TASK DETAILS:
All of the records must be set down again word for word.

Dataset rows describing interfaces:
────────────────

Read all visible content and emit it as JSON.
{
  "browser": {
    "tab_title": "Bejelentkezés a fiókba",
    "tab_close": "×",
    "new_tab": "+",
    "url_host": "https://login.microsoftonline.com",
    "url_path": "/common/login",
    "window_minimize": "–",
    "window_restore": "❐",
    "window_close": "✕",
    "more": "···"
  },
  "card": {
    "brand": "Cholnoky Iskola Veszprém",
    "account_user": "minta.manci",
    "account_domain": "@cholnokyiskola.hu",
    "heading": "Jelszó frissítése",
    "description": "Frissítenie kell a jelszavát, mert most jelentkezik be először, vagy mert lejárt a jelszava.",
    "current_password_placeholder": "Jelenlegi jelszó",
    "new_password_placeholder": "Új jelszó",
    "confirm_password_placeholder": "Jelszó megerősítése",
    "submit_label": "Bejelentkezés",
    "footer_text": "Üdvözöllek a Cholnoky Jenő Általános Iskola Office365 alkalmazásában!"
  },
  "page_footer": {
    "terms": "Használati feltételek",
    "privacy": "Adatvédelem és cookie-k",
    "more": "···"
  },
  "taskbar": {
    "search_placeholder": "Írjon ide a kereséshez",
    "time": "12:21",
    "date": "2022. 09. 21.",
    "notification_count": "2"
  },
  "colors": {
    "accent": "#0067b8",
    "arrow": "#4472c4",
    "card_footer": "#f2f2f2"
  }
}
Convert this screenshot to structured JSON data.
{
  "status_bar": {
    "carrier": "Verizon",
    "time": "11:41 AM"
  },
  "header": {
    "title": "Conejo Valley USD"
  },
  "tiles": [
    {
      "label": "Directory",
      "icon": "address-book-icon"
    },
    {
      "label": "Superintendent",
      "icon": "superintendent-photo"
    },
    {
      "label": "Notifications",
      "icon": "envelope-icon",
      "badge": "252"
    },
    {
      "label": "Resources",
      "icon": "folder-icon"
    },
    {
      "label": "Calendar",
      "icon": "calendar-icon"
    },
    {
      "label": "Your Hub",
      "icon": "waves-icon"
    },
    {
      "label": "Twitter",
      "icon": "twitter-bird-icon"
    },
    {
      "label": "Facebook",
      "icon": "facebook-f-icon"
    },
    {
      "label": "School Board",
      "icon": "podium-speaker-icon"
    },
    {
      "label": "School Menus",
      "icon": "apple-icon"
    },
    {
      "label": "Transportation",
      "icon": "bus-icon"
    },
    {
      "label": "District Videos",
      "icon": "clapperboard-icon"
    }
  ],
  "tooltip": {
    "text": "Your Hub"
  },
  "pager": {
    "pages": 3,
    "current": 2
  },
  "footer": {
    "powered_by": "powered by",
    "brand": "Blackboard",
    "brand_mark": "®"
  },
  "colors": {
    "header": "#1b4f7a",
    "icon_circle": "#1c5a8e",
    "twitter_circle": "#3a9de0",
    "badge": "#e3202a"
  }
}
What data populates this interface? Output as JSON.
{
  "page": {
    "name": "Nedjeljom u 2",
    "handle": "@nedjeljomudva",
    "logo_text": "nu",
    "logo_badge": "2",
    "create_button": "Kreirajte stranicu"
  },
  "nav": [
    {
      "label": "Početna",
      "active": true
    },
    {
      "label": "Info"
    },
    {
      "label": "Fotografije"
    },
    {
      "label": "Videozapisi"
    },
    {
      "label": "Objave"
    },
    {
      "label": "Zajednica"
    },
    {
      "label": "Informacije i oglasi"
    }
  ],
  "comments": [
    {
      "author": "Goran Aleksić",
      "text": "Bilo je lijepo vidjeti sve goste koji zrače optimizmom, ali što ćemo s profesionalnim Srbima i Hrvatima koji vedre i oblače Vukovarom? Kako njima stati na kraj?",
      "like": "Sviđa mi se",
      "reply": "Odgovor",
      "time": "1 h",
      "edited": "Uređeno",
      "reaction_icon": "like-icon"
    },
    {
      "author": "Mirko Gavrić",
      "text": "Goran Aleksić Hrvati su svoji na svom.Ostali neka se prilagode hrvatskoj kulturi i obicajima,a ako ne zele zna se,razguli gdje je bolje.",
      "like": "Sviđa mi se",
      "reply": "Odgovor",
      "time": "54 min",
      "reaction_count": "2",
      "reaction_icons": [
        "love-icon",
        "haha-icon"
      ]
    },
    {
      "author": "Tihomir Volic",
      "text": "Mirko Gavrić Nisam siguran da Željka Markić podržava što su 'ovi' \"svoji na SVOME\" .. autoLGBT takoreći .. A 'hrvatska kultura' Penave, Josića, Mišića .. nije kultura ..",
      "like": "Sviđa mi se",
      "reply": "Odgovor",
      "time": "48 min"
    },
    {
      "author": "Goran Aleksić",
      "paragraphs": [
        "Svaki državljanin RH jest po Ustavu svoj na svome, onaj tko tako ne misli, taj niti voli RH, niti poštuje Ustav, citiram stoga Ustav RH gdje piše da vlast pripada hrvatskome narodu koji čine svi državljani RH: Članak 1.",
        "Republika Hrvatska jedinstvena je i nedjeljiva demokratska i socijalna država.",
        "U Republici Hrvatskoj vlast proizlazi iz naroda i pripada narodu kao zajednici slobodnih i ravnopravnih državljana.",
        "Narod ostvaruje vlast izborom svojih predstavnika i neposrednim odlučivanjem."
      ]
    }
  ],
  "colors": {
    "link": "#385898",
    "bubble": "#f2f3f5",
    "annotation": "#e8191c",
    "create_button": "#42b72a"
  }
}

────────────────

RESPONSE BOX:
Read all visible content and emit it as JSON.
{
  "browser": {
    "tab_title": "Bejelentkezés a fiókba",
    "tab_close": "×",
    "new_tab": "+",
    "url_host": "https://login.microsoftonline.com",
    "url_path": "/common/login",
    "window_minimize": "–",
    "window_restore": "❐",
    "window_close": "✕",
    "more": "···"
  },
  "card": {
    "brand": "Cholnoky Iskola Veszprém",
    "account_user": "minta.manci",
    "account_domain": "@cholnokyiskola.hu",
    "heading": "Jelszó frissítése",
    "description": "Frissítenie kell a jelszavát, mert most jelentkezik be először, vagy mert lejárt a jelszava.",
    "current_password_placeholder": "Jelenlegi jelszó",
    "new_password_placeholder": "Új jelszó",
    "confirm_password_placeholder": "Jelszó megerősítése",
    "submit_label": "Bejelentkezés",
    "footer_text": "Üdvözöllek a Cholnoky Jenő Általános Iskola Office365 alkalmazásában!"
  },
  "page_footer": {
    "terms": "Használati feltételek",
    "privacy": "Adatvédelem és cookie-k",
    "more": "···"
  },
  "taskbar": {
    "search_placeholder": "Írjon ide a kereséshez",
    "time": "12:21",
    "date": "2022. 09. 21.",
    "notification_count": "2"
  },
  "colors": {
    "accent": "#0067b8",
    "arrow": "#4472c4",
    "card_footer": "#f2f2f2"
  }
}
Convert this screenshot to structured JSON data.
{
  "status_bar": {
    "carrier": "Verizon",
    "time": "11:41 AM"
  },
  "header": {
    "title": "Conejo Valley USD"
  },
  "tiles": [
    {
      "label": "Directory",
      "icon": "address-book-icon"
    },
    {
      "label": "Superintendent",
      "icon": "superintendent-photo"
    },
    {
      "label": "Notifications",
      "icon": "envelope-icon",
      "badge": "252"
    },
    {
      "label": "Resources",
      "icon": "folder-icon"
    },
    {
      "label": "Calendar",
      "icon": "calendar-icon"
    },
    {
      "label": "Your Hub",
      "icon": "waves-icon"
    },
    {
      "label": "Twitter",
      "icon": "twitter-bird-icon"
    },
    {
      "label": "Facebook",
      "icon": "facebook-f-icon"
    },
    {
      "label": "School Board",
      "icon": "podium-speaker-icon"
    },
    {
      "label": "School Menus",
      "icon": "apple-icon"
    },
    {
      "label": "Transportation",
      "icon": "bus-icon"
    },
    {
      "label": "District Videos",
      "icon": "clapperboard-icon"
    }
  ],
  "tooltip": {
    "text": "Your Hub"
  },
  "pager": {
    "pages": 3,
    "current": 2
  },
  "footer": {
    "powered_by": "powered by",
    "brand": "Blackboard",
    "brand_mark": "®"
  },
  "colors": {
    "header": "#1b4f7a",
    "icon_circle": "#1c5a8e",
    "twitter_circle": "#3a9de0",
    "badge": "#e3202a"
  }
}
What data populates this interface? Output as JSON.
{
  "page": {
    "name": "Nedjeljom u 2",
    "handle": "@nedjeljomudva",
    "logo_text": "nu",
    "logo_badge": "2",
    "create_button": "Kreirajte stranicu"
  },
  "nav": [
    {
      "label": "Početna",
      "active": true
    },
    {
      "label": "Info"
    },
    {
      "label": "Fotografije"
    },
    {
      "label": "Videozapisi"
    },
    {
      "label": "Objave"
    },
    {
      "label": "Zajednica"
    },
    {
      "label": "Informacije i oglasi"
    }
  ],
  "comments": [
    {
      "author": "Goran Aleksić",
      "text": "Bilo je lijepo vidjeti sve goste koji zrače optimizmom, ali što ćemo s profesionalnim Srbima i Hrvatima koji vedre i oblače Vukovarom? Kako njima stati na kraj?",
      "like": "Sviđa mi se",
      "reply": "Odgovor",
      "time": "1 h",
      "edited": "Uređeno",
      "reaction_icon": "like-icon"
    },
    {
      "author": "Mirko Gavrić",
      "text": "Goran Aleksić Hrvati su svoji na svom.Ostali neka se prilagode hrvatskoj kulturi i obicajima,a ako ne zele zna se,razguli gdje je bolje.",
      "like": "Sviđa mi se",
      "reply": "Odgovor",
      "time": "54 min",
      "reaction_count": "2",
      "reaction_icons": [
        "love-icon",
        "haha-icon"
      ]
    },
    {
      "author": "Tihomir Volic",
      "text": "Mirko Gavrić Nisam siguran da Željka Markić podržava što su 'ovi' \"svoji na SVOME\" .. autoLGBT takoreći .. A 'hrvatska kultura' Penave, Josića, Mišića .. nije kultura ..",
      "like": "Sviđa mi se",
      "reply": "Odgovor",
      "time": "48 min"
    },
    {
      "author": "Goran Aleksić",
      "paragraphs": [
        "Svaki državljanin RH jest po Ustavu svoj na svome, onaj tko tako ne misli, taj niti voli RH, niti poštuje Ustav, citiram stoga Ustav RH gdje piše da vlast pripada hrvatskome narodu koji čine svi državljani RH: Članak 1.",
        "Republika Hrvatska jedinstvena je i nedjeljiva demokratska i socijalna država.",
        "U Republici Hrvatskoj vlast proizlazi iz naroda i pripada narodu kao zajednici slobodnih i ravnopravnih državljana.",
        "Narod ostvaruje vlast izborom svojih predstavnika i neposrednim odlučivanjem."
      ]
    }
  ],
  "colors": {
    "link": "#385898",
    "bubble": "#f2f3f5",
    "annotation": "#e8191c",
    "create_button": "#42b72a"
  }
}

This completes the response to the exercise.